Sunday's event was presented as a trial of the book in which the Koran was found "guilty" and "executed."
The jury deliberated for about eight minutes. The book, which had been soaking for an hour in kerosene, was put in a metal tray in the center of the church, and Sapp started the fire with a barbecue lighter.
A very dick thing to do, especially considering that Muslim extremists are violent enough to go on a murderous spree as they did when the Muhammad cartoons were published. If can have faith in something, it’s in the fanaticism that religions inspire
Ten dead in Afghan Quran burning protests
At least 10 people have been killed and 83 wounded in the southern Afghan city of Kandahar, officials said on Saturday, on a second day of violent protests over the burning of a Quran by a radical fundamentalist Christian in the United States.
A suicide attack also hit a NATO military base in the capital Kabul, the day after protesters over-ran a U.N. mission in the northern city of Mazar-i-Sharif and killed seven foreign staff, in the deadliest attack on the U.N. in Afghanistan.
This isn’t anything less than outrageous. Yet, there are many, especially politically correct liberals with a “multicultural” mindset who abhor the actions of pastors Sapps and Jones, but say nothing about, and even try to justify their actions by blaming it on the pastors.
Is it disrespectful and bigoted? Yes, but it is also within one’s rights to burn his property on the land he owns. At least in the United States. No one says that this is an action that deserves praise, but certainly deserves the freedoms that our constitution guarantees.
The killing of innocent people, who had nothing to do with the actions of a religious zealot? Despicable and hateful, and certainly proper of a religion that wants to be considered as a religion of peace, but is ready to kill in order to prove it. This is something few people want to admit, and will try to whitewash how mindlessly violent faith can be. Want an example?
Obama calls killings in Afghanistan outrageous
"No religion tolerates the slaughter and beheading of innocent people, and there is no justification for such a dishonorable and deplorable act," Obama said.

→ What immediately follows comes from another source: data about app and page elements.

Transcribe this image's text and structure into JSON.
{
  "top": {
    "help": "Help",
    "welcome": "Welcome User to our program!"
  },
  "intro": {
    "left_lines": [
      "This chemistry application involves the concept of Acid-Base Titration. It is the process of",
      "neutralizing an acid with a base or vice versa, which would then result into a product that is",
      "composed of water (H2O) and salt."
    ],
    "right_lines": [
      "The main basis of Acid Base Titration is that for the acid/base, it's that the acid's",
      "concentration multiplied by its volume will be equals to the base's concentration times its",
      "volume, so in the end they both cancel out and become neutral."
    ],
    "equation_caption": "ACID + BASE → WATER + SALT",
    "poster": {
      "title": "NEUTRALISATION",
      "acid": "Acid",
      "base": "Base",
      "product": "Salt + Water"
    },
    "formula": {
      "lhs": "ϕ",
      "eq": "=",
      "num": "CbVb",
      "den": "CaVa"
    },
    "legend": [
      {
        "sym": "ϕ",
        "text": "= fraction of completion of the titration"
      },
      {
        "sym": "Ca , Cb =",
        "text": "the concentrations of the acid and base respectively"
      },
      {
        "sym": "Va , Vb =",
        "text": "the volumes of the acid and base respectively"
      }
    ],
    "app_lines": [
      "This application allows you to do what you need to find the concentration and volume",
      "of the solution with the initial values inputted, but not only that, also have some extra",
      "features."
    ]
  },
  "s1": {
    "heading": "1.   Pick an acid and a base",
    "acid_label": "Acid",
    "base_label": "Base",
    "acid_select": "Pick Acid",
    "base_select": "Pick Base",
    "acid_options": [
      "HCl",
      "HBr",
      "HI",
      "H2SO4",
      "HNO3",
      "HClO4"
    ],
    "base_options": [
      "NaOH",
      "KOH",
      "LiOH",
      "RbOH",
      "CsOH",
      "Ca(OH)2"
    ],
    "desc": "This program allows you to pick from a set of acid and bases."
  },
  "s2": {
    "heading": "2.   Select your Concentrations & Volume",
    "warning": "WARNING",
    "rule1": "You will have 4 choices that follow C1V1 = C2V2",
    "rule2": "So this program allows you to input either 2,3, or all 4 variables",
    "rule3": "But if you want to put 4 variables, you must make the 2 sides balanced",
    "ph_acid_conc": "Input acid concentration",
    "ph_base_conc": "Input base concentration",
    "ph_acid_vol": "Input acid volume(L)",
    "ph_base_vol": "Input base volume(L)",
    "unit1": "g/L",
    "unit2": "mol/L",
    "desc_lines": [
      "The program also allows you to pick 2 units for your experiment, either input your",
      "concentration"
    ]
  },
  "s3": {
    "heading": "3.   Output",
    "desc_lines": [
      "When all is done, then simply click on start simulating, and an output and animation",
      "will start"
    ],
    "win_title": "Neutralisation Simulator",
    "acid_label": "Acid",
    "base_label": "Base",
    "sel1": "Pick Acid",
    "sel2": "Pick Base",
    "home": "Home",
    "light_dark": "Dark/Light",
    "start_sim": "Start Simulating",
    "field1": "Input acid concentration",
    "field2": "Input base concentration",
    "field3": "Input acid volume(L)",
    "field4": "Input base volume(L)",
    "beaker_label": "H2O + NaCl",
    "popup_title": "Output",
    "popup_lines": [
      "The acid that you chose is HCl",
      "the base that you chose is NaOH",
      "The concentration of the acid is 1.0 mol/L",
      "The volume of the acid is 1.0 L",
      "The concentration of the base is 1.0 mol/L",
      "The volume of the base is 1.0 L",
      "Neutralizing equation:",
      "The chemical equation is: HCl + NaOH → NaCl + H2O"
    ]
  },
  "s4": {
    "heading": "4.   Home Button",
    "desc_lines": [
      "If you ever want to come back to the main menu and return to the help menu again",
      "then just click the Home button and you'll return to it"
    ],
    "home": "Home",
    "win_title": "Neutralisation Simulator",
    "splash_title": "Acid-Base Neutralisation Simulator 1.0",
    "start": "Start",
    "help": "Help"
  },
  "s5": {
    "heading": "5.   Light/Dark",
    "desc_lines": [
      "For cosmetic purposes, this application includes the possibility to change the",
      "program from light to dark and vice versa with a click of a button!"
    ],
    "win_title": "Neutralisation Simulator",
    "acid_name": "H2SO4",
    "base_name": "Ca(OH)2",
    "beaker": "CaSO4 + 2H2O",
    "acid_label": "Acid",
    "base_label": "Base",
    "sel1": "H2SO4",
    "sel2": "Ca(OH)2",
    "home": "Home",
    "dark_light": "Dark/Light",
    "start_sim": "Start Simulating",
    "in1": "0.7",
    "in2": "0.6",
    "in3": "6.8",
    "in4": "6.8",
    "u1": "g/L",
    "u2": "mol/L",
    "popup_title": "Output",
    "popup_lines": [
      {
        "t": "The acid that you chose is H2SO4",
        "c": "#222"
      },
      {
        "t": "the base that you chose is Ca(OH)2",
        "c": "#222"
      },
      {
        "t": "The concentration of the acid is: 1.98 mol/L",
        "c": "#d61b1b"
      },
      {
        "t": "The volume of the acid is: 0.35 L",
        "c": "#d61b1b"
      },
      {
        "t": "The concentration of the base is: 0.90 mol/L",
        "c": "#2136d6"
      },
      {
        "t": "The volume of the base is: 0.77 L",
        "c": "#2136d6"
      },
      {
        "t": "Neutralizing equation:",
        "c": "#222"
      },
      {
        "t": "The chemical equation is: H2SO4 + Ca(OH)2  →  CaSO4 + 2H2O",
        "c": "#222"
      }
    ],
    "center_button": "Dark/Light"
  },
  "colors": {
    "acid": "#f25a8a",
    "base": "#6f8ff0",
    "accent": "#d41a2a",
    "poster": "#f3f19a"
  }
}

Obama wants to be nice, and keep the peace among everyone (or at least, keep the fire away from him), but this is certainly not true. Religion tolerates the slaughter and beheading of innocents. The only difference is that some take that literally and others don’t. But we will never know which one is right.
Muslims need to realize that the beliefs they hold so dear also inspire hatred and violence. Just like Christianity, but in a greater way. No one should have to hold their criticism just because they have a gun pointed at their head, and if the gun fires, have people saying "it's your fault for provoking them".
As much as I despise pastor Jones' actions, I think he has a right to carry on with them, if we are to care about freedom of speech. A friend of mine suggested to me that I might be falling into a slippery slope fallacy by considering that prohibiting such speech would prohibit also other actions that might be considered disrespectful to Muslims or any other groups. But consider that this action is being done away from a Muslim community and whatever is burned is private property. If we are going to start prohibiting people to state their discontent with a group's action and philosophy by a symbolic act that harms no one, then the same could be applicable to any cartoon, any speech or any book.
Sam Harris explains this very clearly:
The point is that only the Muslim community is combustible in this way. The controversy over Fitna, like all such controversies, renders one fact about our world especially salient: Muslims appear to be far more concerned about perceived slights to their religion than about the atrocities committed daily in its name. Our accommodation of this psychopathic skewing of priorities has, more and more, taken the form of craven and blinkered acquiescence.
There is an uncanny irony here that many have noticed. The position of the Muslim community in the face of all provocations seems to be: Islam is a religion of peace, and if you say that it isn’t, we will kill you. Of course, the truth is often more nuanced, but this is about as nuanced as it ever gets: Islam is a religion of peace, and if you say that it isn’t, we peaceful Muslims cannot be held responsible for what our less peaceful brothers and sisters do. When they burn your embassies or kidnap and slaughter your journalists, know that we will hold you primarily responsible and will spend the bulk of our energies criticizing you for “racism” and “Islamophobia.”